Then I asked her, “Amy, where do you keep that letter your father wrote?” And she said, “In my Bible.” Now, dads, our words are certainly not on par with Scripture, but to our children, they are very, very powerful. They will be kept and cherished and re-read almost like the words of a prophet. Don’t miss this opportunity!
Also, don’t worry if you have lousy handwriting; it’s your heart that’s the key. In fact, I’ve often heard people say that reading their father’s cryptic handwriting gave the letters and notes an extra warmth and mark of uniqueness. Seeing their dad’s handwriting was like seeing a piece of him on the page.
So, I applaud any efforts you make to write notes and letters to your child.
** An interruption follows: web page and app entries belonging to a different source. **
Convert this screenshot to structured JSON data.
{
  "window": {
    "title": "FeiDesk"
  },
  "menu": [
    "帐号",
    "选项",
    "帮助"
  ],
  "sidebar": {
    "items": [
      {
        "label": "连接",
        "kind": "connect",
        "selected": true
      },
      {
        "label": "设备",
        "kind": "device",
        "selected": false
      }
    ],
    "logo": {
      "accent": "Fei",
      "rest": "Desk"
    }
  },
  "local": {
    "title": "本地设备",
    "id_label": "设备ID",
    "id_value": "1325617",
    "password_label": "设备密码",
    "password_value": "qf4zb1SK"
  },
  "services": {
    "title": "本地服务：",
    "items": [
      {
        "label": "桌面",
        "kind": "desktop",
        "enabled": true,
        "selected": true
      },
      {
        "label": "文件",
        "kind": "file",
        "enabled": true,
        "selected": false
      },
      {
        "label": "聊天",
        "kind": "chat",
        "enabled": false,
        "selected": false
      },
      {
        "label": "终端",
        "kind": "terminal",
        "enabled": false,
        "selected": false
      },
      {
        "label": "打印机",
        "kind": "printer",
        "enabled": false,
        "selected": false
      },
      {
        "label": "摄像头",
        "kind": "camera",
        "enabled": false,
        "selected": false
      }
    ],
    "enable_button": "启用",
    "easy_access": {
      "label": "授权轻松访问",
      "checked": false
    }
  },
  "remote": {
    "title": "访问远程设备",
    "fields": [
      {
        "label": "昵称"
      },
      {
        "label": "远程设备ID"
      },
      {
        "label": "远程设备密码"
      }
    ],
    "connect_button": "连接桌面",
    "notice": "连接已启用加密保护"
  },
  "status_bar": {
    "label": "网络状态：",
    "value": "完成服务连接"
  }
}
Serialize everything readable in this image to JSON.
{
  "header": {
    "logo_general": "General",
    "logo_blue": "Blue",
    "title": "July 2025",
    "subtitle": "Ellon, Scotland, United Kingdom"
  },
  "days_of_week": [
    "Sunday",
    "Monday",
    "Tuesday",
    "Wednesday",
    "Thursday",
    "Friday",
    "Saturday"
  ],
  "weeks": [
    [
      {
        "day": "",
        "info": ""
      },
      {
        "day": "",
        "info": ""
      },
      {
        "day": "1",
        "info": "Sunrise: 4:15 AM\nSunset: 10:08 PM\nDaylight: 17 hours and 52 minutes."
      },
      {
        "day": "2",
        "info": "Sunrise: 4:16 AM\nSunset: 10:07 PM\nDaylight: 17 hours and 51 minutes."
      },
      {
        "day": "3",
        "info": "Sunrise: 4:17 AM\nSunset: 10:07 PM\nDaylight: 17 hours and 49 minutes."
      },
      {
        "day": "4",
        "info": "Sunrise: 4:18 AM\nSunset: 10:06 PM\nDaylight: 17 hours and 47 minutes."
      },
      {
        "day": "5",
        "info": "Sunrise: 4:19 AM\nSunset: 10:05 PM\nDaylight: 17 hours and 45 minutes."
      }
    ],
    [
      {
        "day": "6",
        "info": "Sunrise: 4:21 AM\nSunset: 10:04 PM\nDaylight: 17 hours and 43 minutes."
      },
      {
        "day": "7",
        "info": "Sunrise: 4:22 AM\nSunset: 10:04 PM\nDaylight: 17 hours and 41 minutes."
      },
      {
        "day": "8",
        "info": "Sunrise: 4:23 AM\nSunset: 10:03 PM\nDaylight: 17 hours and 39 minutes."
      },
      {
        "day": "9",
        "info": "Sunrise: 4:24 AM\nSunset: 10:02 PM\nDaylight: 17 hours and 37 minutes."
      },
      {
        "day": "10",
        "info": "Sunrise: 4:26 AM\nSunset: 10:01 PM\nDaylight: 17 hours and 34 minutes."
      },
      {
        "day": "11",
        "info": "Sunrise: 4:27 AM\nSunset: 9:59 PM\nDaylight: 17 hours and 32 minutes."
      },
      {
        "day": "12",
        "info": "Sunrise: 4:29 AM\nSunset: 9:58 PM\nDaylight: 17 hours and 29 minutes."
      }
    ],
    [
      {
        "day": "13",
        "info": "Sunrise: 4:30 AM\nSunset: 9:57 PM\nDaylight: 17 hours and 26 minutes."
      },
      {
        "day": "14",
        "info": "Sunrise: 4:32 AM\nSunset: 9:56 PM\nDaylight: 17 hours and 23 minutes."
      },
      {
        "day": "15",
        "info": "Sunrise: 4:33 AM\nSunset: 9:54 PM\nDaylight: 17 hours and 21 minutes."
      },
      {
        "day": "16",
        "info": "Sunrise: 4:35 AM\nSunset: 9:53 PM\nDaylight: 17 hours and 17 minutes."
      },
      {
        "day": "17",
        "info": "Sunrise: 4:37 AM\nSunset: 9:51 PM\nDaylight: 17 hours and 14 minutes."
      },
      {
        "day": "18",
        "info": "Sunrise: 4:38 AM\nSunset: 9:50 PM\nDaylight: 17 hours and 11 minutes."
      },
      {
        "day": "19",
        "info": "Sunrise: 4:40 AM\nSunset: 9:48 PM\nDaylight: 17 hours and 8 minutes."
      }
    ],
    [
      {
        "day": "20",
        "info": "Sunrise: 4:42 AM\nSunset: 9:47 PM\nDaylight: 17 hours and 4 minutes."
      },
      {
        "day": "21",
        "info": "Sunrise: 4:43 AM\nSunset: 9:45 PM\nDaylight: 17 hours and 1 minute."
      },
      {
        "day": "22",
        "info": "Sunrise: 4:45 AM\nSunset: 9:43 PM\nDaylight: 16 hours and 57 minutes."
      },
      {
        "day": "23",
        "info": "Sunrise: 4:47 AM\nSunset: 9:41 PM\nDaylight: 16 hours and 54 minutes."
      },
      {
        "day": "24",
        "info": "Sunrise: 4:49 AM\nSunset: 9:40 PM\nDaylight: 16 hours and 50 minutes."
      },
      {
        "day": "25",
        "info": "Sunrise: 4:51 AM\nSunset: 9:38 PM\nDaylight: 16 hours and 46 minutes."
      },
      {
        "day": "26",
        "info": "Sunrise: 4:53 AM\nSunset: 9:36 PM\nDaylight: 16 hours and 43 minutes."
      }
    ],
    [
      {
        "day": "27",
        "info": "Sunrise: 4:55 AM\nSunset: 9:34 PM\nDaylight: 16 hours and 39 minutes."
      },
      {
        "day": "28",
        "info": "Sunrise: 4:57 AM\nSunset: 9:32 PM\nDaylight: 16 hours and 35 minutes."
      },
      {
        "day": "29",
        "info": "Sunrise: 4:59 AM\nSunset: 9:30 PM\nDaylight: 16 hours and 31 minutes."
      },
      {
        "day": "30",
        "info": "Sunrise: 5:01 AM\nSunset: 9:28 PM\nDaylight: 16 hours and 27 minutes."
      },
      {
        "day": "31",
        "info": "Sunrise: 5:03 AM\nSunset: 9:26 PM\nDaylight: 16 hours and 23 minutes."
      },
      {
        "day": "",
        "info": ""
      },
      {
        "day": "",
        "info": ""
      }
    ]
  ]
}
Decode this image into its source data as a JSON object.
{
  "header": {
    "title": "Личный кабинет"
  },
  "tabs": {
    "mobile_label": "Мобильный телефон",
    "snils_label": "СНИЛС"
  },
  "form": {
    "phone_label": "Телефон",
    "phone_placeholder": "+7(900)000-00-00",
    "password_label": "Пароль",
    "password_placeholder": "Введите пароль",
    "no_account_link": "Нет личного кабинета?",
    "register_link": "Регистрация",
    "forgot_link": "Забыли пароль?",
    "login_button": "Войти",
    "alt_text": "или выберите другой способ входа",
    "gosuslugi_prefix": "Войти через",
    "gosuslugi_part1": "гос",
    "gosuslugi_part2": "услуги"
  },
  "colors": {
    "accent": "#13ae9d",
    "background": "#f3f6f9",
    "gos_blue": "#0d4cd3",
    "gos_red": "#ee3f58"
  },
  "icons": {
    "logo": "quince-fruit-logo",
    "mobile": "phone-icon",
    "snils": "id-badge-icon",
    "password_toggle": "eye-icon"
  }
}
Who knows, your words may be tucked away in their Bible, but most importantly, in their heart.
Don’t underestimate the impact of letters when you’re separated from your child. E-mail has its advantage, and we should use it to bless our children often. But?even though it takes time and effort don’t neglect letters.
Letter writing is valuable if you have kids in college or the military or for adult children and grandchildren. But you can also do it when your younger children are at summer camp, staying for a week with Grandma and Grandpa, or when you’re away for some reason. Be funny, creative, challenging, and affirming. Send a reminder that you’re thinking about them, and encourage them in specific ways. A letter like that packs a big punch!
For non-custodial dads, you probably already know the importance of this. If you don’t have regular contact with your child due to a family break-up, letters can be the lifeblood of your relationship. But whatever the reason for being separated, a letter is a great way to breathe fresh air into the relationship.
You might also try a chain letter. As the leader of the clan, you can start it. Write a short note about what’s going on in your life, and maybe add a special note for each child and grandchild. Send it to the next family member and ask her to add a few lines at the bottom. Provide postage, so she can keep it circulating. In a few weeks, you’ll have a written record that may go down in your family’s history. You can do this on the Internet also, but again handwritten words are more likely to be cherished and saved.
Those are a few ideas. Maybe you have better ones that work for your family. But I urge you to write often to your children. Think of it this way: something you write today could give your child the encouragement and guidance he needs, whether it’s today or ten years from today. Or, who knows, it could impact your descendents a century from now.